**WHAT YOU WILL DO**
Only the number is wanted: how many lines below include "this"?

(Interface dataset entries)

━━━━━━━━━━━━━━━━━━━━

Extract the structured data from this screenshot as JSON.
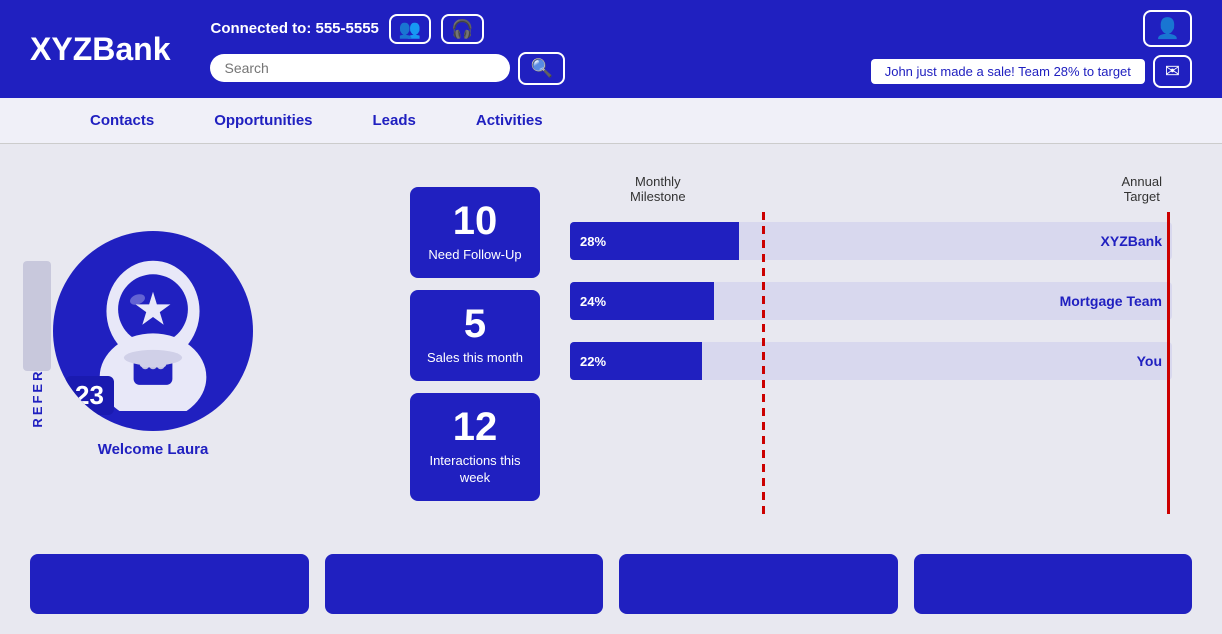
{
  "header": {
    "logo": "XYZBank",
    "connected_label": "Connected to:",
    "phone": "555-5555",
    "search_placeholder": "Search",
    "notification": "John just made  a sale! Team 28% to target",
    "group_icon": "👥",
    "headset_icon": "🎧",
    "profile_icon": "👤",
    "mail_icon": "✉",
    "search_icon": "🔍"
  },
  "nav": {
    "items": [
      {
        "label": "Contacts"
      },
      {
        "label": "Opportunities"
      },
      {
        "label": "Leads"
      },
      {
        "label": "Activities"
      }
    ]
  },
  "referral": {
    "label": "REFERRAL POINTS"
  },
  "avatar": {
    "welcome": "Welcome Laura",
    "points": "23"
  },
  "stats": [
    {
      "number": "10",
      "label": "Need Follow-Up"
    },
    {
      "number": "5",
      "label": "Sales this month"
    },
    {
      "number": "12",
      "label": "Interactions this week"
    }
  ],
  "chart": {
    "monthly_label": "Monthly\nMilestone",
    "annual_label": "Annual\nTarget",
    "bars": [
      {
        "label": "XYZBank",
        "pct": 28,
        "pct_text": "28%"
      },
      {
        "label": "Mortgage Team",
        "pct": 24,
        "pct_text": "24%"
      },
      {
        "label": "You",
        "pct": 22,
        "pct_text": "22%"
      }
    ],
    "monthly_milestone_pct": 32,
    "annual_target_pct": 100
  }
}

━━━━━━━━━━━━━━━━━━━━

**RESPONSE TO THE TASK**
3